WORK TO BE COMPLETED »
Write the records out again in full, word for word.

Start of INFORMATION SUPPLIED

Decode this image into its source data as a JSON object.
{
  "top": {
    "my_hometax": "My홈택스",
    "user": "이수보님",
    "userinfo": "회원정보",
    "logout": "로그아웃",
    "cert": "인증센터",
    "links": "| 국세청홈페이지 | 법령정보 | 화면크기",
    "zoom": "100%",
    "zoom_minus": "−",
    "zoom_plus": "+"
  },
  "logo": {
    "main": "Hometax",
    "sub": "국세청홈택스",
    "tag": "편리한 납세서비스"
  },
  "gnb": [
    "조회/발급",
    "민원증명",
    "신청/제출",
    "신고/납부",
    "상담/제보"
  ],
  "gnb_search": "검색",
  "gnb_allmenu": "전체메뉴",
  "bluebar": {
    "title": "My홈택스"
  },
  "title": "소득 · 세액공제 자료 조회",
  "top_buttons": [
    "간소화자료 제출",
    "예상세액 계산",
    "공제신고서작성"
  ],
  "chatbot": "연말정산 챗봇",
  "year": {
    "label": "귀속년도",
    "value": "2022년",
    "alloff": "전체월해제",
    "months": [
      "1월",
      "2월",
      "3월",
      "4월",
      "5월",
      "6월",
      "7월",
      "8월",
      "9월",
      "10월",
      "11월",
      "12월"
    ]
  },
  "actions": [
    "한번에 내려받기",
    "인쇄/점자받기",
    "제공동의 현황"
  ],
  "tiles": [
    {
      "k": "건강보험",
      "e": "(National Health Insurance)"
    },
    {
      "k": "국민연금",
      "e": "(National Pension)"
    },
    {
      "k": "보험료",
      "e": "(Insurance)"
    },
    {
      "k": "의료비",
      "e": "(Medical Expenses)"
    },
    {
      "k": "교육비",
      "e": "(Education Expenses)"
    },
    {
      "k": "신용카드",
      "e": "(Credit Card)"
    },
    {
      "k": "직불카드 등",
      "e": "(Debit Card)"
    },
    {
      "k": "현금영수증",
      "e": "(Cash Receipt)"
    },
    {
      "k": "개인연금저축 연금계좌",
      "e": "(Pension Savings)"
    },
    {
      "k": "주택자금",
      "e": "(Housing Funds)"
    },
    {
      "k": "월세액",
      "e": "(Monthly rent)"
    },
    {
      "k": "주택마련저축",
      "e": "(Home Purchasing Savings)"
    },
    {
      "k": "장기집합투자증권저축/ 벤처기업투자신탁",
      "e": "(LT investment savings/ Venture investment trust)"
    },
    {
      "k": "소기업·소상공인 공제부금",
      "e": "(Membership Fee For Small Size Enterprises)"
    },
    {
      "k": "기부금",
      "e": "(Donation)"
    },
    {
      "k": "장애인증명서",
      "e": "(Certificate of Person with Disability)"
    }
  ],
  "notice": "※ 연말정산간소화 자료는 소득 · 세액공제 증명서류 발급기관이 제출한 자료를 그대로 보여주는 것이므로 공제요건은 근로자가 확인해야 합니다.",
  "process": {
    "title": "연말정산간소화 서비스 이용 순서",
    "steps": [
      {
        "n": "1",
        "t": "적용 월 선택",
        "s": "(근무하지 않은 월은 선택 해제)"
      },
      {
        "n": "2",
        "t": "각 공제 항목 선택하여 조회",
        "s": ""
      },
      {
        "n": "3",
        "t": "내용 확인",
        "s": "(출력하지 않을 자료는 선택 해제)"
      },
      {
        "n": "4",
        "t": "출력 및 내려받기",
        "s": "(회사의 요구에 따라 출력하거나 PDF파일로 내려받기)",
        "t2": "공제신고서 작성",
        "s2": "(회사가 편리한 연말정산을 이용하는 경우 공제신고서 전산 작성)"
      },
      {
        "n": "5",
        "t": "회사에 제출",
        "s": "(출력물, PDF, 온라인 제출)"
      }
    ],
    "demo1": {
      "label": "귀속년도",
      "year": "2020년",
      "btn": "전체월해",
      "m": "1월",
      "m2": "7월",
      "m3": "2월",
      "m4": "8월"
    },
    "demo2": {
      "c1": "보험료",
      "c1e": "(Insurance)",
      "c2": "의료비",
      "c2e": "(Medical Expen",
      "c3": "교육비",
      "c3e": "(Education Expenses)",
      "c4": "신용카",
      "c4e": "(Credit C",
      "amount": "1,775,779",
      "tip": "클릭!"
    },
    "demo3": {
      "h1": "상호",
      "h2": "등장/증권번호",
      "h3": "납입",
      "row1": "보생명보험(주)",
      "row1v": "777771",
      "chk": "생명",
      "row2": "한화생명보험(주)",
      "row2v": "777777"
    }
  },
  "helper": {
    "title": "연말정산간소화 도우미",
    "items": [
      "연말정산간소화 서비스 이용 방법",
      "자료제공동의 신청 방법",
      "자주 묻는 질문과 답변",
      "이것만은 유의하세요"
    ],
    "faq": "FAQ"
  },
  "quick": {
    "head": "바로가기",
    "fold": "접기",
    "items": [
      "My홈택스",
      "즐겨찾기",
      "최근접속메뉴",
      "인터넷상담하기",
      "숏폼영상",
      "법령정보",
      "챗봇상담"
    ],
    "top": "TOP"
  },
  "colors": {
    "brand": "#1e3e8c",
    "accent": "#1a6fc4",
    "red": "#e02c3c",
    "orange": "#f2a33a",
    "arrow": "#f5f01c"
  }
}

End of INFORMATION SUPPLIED

EXERCISE SOLUTION »
Decode this image into its source data as a JSON object.
{
  "top": {
    "my_hometax": "My홈택스",
    "user": "이수보님",
    "userinfo": "회원정보",
    "logout": "로그아웃",
    "cert": "인증센터",
    "links": "| 국세청홈페이지 | 법령정보 | 화면크기",
    "zoom": "100%",
    "zoom_minus": "−",
    "zoom_plus": "+"
  },
  "logo": {
    "main": "Hometax",
    "sub": "국세청홈택스",
    "tag": "편리한 납세서비스"
  },
  "gnb": [
    "조회/발급",
    "민원증명",
    "신청/제출",
    "신고/납부",
    "상담/제보"
  ],
  "gnb_search": "검색",
  "gnb_allmenu": "전체메뉴",
  "bluebar": {
    "title": "My홈택스"
  },
  "title": "소득 · 세액공제 자료 조회",
  "top_buttons": [
    "간소화자료 제출",
    "예상세액 계산",
    "공제신고서작성"
  ],
  "chatbot": "연말정산 챗봇",
  "year": {
    "label": "귀속년도",
    "value": "2022년",
    "alloff": "전체월해제",
    "months": [
      "1월",
      "2월",
      "3월",
      "4월",
      "5월",
      "6월",
      "7월",
      "8월",
      "9월",
      "10월",
      "11월",
      "12월"
    ]
  },
  "actions": [
    "한번에 내려받기",
    "인쇄/점자받기",
    "제공동의 현황"
  ],
  "tiles": [
    {
      "k": "건강보험",
      "e": "(National Health Insurance)"
    },
    {
      "k": "국민연금",
      "e": "(National Pension)"
    },
    {
      "k": "보험료",
      "e": "(Insurance)"
    },
    {
      "k": "의료비",
      "e": "(Medical Expenses)"
    },
    {
      "k": "교육비",
      "e": "(Education Expenses)"
    },
    {
      "k": "신용카드",
      "e": "(Credit Card)"
    },
    {
      "k": "직불카드 등",
      "e": "(Debit Card)"
    },
    {
      "k": "현금영수증",
      "e": "(Cash Receipt)"
    },
    {
      "k": "개인연금저축 연금계좌",
      "e": "(Pension Savings)"
    },
    {
      "k": "주택자금",
      "e": "(Housing Funds)"
    },
    {
      "k": "월세액",
      "e": "(Monthly rent)"
    },
    {
      "k": "주택마련저축",
      "e": "(Home Purchasing Savings)"
    },
    {
      "k": "장기집합투자증권저축/ 벤처기업투자신탁",
      "e": "(LT investment savings/ Venture investment trust)"
    },
    {
      "k": "소기업·소상공인 공제부금",
      "e": "(Membership Fee For Small Size Enterprises)"
    },
    {
      "k": "기부금",
      "e": "(Donation)"
    },
    {
      "k": "장애인증명서",
      "e": "(Certificate of Person with Disability)"
    }
  ],
  "notice": "※ 연말정산간소화 자료는 소득 · 세액공제 증명서류 발급기관이 제출한 자료를 그대로 보여주는 것이므로 공제요건은 근로자가 확인해야 합니다.",
  "process": {
    "title": "연말정산간소화 서비스 이용 순서",
    "steps": [
      {
        "n": "1",
        "t": "적용 월 선택",
        "s": "(근무하지 않은 월은 선택 해제)"
      },
      {
        "n": "2",
        "t": "각 공제 항목 선택하여 조회",
        "s": ""
      },
      {
        "n": "3",
        "t": "내용 확인",
        "s": "(출력하지 않을 자료는 선택 해제)"
      },
      {
        "n": "4",
        "t": "출력 및 내려받기",
        "s": "(회사의 요구에 따라 출력하거나 PDF파일로 내려받기)",
        "t2": "공제신고서 작성",
        "s2": "(회사가 편리한 연말정산을 이용하는 경우 공제신고서 전산 작성)"
      },
      {
        "n": "5",
        "t": "회사에 제출",
        "s": "(출력물, PDF, 온라인 제출)"
      }
    ],
    "demo1": {
      "label": "귀속년도",
      "year": "2020년",
      "btn": "전체월해",
      "m": "1월",
      "m2": "7월",
      "m3": "2월",
      "m4": "8월"
    },
    "demo2": {
      "c1": "보험료",
      "c1e": "(Insurance)",
      "c2": "의료비",
      "c2e": "(Medical Expen",
      "c3": "교육비",
      "c3e": "(Education Expenses)",
      "c4": "신용카",
      "c4e": "(Credit C",
      "amount": "1,775,779",
      "tip": "클릭!"
    },
    "demo3": {
      "h1": "상호",
      "h2": "등장/증권번호",
      "h3": "납입",
      "row1": "보생명보험(주)",
      "row1v": "777771",
      "chk": "생명",
      "row2": "한화생명보험(주)",
      "row2v": "777777"
    }
  },
  "helper": {
    "title": "연말정산간소화 도우미",
    "items": [
      "연말정산간소화 서비스 이용 방법",
      "자료제공동의 신청 방법",
      "자주 묻는 질문과 답변",
      "이것만은 유의하세요"
    ],
    "faq": "FAQ"
  },
  "quick": {
    "head": "바로가기",
    "fold": "접기",
    "items": [
      "My홈택스",
      "즐겨찾기",
      "최근접속메뉴",
      "인터넷상담하기",
      "숏폼영상",
      "법령정보",
      "챗봇상담"
    ],
    "top": "TOP"
  },
  "colors": {
    "brand": "#1e3e8c",
    "accent": "#1a6fc4",
    "red": "#e02c3c",
    "orange": "#f2a33a",
    "arrow": "#f5f01c"
  }
}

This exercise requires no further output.